As the urban population in Indonesia is growing, limited availability of land, especially in big cities, causes microgrounded housing phenomenon to emerge. However, the social sustainability aspects of this housing model are little understood. This research seeks to understand the potential social implications on residents who live in micro-grounded housing in Indonesia. The adverse effects of crowding from case studies all around the world are being collected, combined with Maslow’s hierarchy of needs theory and the housing value framework created by McCray and Day, are used to measure the social sustainability of the residents in Surabaya, one of the biggest cities in Indonesia. Combining interviews with empirical observations, this study used two opposite case studies: micro-grounded housing and standard-sized vertical housing, as a comparison to understand the distinct characteristic of the former. This study found that micro-grounded housing caters to fewer human needs and therefore only satisfies the lower part of Maslow’s hierarchy. When the basic daily need has not been fully satisfied, the urge to higher needs of housing value such as social interaction, prestige, and beauty, does not occur as this research found. A recommendation is made for more strict enforcement of space standards, for both building and plot size. Additionally, another form of housing such as co-living model could be an alternative to provide social sustainability through provision of more communal facilities. Moreover, the housing strategies need to focus not only on increasing the quantity of the house but also on its quality to reach a higher level of social sustainability.

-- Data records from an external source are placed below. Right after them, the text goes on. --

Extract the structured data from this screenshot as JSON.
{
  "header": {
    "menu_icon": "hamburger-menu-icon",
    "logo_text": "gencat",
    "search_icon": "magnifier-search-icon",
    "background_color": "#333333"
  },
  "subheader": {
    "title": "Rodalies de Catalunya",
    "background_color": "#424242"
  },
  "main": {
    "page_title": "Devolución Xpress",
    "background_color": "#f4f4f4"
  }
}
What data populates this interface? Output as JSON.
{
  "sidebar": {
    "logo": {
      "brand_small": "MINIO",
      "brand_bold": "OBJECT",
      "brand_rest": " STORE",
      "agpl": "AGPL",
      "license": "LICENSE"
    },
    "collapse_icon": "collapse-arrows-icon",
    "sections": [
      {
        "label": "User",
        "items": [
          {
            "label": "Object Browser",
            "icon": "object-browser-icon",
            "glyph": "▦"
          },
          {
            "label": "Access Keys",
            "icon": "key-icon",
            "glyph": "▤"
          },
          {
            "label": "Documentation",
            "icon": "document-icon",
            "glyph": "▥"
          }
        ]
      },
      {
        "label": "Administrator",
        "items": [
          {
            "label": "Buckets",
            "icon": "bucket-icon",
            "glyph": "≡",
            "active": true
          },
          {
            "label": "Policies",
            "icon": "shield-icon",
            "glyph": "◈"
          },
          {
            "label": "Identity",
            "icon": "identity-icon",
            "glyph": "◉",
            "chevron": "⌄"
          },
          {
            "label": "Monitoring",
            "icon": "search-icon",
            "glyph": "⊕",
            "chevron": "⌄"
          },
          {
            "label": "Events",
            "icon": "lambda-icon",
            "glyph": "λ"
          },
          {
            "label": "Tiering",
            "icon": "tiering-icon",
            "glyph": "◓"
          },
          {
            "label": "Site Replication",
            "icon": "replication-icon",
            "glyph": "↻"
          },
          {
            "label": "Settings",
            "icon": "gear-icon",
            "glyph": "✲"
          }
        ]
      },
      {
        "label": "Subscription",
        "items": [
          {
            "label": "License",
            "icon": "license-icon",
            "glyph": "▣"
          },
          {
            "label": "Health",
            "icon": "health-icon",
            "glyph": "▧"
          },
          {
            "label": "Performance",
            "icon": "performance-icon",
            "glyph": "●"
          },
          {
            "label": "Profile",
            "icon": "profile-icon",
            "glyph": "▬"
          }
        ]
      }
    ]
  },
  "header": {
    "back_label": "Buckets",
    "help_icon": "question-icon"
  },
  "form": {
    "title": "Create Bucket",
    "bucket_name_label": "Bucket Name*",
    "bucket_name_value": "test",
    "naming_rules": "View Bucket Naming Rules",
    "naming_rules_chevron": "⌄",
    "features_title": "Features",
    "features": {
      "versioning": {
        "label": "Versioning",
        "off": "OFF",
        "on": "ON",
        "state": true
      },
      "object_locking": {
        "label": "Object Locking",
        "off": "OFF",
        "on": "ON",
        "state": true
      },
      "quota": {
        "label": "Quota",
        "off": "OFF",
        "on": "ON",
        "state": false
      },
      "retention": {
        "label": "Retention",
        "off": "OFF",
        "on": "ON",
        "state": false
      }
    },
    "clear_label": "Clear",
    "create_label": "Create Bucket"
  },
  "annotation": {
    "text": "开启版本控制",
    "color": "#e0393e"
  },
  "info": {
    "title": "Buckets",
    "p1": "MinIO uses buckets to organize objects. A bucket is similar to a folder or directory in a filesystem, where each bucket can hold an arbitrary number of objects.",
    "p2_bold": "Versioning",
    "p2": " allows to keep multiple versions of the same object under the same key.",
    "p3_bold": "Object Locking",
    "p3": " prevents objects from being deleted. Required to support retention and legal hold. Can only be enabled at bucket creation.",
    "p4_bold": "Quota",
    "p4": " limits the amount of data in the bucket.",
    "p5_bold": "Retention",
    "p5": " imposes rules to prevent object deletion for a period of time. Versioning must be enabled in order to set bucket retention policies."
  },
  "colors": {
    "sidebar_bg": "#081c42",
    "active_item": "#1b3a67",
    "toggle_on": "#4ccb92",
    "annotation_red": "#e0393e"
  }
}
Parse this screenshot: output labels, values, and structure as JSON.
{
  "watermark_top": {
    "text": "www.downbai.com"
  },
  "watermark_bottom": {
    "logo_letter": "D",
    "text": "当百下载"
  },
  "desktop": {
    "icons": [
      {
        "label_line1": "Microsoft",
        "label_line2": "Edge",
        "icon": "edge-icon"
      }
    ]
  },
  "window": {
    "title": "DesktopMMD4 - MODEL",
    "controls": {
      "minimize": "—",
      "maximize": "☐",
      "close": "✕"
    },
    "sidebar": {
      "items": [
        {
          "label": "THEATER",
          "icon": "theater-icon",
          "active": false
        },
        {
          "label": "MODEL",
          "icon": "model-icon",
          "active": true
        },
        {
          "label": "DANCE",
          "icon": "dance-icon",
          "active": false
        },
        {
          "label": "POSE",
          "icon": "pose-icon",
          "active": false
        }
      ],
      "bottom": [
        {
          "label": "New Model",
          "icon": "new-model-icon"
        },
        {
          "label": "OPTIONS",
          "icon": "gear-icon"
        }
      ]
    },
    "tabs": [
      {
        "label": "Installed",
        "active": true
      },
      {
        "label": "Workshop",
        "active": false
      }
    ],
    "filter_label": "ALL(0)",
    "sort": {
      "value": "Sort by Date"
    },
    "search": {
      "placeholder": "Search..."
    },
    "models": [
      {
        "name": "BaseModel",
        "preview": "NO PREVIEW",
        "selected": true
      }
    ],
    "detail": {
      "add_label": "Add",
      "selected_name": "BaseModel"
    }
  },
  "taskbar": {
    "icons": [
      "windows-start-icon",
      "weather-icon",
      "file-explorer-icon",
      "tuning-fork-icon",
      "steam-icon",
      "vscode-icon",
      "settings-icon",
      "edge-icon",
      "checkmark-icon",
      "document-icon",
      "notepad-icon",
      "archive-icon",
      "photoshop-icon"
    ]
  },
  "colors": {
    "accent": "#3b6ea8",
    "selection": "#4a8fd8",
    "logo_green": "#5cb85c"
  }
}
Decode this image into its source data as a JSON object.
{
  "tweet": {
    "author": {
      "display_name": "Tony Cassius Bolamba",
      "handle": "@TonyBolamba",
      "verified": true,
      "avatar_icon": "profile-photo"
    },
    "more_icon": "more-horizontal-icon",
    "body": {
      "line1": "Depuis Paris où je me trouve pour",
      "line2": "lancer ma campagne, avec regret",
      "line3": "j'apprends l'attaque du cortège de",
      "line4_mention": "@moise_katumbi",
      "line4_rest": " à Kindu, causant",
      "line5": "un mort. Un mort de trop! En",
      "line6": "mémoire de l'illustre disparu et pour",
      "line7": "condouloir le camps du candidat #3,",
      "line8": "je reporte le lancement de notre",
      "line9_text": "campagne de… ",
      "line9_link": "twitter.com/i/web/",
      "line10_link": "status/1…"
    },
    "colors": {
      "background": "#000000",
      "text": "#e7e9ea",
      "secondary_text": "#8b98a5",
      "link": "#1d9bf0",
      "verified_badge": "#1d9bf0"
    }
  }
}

Shared with the World by Elangkathir Duhindan

This list was generated on Sun Feb 25 15:24:05 2024 UTC.